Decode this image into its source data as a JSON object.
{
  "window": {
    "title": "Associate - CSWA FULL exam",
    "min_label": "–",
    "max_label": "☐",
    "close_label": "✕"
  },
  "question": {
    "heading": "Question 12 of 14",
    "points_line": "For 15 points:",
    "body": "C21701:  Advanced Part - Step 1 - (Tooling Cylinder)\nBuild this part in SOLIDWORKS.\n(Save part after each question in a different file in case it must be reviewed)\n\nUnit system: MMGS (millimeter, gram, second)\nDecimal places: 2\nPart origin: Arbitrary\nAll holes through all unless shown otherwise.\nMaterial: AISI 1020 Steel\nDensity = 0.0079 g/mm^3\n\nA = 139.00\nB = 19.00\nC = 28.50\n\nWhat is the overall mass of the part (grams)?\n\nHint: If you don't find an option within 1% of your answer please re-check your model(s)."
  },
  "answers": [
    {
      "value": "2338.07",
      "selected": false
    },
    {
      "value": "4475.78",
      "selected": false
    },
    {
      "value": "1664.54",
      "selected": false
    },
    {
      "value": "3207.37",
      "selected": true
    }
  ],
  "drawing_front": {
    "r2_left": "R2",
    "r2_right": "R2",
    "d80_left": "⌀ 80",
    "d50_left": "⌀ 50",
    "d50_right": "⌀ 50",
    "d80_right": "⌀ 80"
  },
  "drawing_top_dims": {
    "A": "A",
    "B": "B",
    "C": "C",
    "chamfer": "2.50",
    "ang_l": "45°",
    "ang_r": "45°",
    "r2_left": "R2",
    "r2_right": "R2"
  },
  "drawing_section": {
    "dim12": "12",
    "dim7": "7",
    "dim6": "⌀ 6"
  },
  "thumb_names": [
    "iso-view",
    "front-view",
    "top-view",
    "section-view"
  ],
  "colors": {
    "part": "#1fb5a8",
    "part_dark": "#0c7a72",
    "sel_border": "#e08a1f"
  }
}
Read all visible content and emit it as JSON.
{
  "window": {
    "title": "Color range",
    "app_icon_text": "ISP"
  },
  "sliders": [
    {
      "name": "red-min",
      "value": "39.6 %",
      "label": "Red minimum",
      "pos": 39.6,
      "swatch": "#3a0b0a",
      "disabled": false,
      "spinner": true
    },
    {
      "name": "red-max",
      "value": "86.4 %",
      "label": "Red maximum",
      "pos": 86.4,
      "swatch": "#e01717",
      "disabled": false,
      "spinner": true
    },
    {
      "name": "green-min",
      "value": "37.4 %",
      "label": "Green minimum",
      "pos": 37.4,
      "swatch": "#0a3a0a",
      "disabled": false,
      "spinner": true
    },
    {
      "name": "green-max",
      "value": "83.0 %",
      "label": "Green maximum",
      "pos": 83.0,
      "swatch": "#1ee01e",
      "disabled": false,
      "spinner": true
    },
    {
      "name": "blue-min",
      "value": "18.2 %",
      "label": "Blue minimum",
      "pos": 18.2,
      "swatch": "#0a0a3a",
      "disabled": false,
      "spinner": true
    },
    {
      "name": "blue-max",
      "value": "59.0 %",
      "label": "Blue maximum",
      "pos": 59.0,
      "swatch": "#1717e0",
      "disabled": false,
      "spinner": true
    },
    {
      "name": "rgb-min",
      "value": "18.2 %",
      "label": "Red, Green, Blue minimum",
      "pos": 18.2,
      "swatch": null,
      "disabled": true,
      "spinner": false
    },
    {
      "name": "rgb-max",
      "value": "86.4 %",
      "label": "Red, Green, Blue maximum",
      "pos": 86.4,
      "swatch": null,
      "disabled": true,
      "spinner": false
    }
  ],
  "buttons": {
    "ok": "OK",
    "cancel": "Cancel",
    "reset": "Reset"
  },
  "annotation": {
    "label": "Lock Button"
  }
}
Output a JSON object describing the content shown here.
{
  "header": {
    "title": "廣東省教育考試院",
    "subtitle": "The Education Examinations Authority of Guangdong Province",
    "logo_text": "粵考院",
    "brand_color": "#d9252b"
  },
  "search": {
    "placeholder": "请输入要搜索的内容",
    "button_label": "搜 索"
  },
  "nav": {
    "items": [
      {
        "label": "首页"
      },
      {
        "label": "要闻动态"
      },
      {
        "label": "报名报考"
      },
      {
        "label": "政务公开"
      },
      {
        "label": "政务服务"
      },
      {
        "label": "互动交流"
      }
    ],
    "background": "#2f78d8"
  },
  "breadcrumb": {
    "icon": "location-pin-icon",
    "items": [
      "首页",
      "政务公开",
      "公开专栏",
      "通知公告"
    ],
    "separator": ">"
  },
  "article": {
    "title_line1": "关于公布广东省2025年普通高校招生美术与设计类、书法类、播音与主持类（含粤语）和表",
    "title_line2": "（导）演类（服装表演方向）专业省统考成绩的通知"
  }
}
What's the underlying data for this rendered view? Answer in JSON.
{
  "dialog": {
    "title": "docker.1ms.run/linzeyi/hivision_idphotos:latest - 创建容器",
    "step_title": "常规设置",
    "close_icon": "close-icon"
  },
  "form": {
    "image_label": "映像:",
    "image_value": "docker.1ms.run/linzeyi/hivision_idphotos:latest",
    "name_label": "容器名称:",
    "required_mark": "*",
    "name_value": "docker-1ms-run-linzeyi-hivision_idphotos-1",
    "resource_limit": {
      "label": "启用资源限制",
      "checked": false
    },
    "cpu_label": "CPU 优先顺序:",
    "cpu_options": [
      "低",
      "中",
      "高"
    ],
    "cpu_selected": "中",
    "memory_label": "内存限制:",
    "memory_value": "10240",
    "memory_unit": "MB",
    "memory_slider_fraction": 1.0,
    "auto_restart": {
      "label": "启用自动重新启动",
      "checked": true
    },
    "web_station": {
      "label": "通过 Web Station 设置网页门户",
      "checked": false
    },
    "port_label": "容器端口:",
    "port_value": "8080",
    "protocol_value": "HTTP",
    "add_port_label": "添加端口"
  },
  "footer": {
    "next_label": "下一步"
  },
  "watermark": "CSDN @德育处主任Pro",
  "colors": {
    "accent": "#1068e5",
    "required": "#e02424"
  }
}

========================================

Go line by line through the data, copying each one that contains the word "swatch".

      "swatch": "#3a0b0a",
      "swatch": "#e01717",
      "swatch": "#0a3a0a",
      "swatch": "#1ee01e",
      "swatch": "#0a0a3a",
      "swatch": "#1717e0",
      "swatch": null,
      "swatch": null,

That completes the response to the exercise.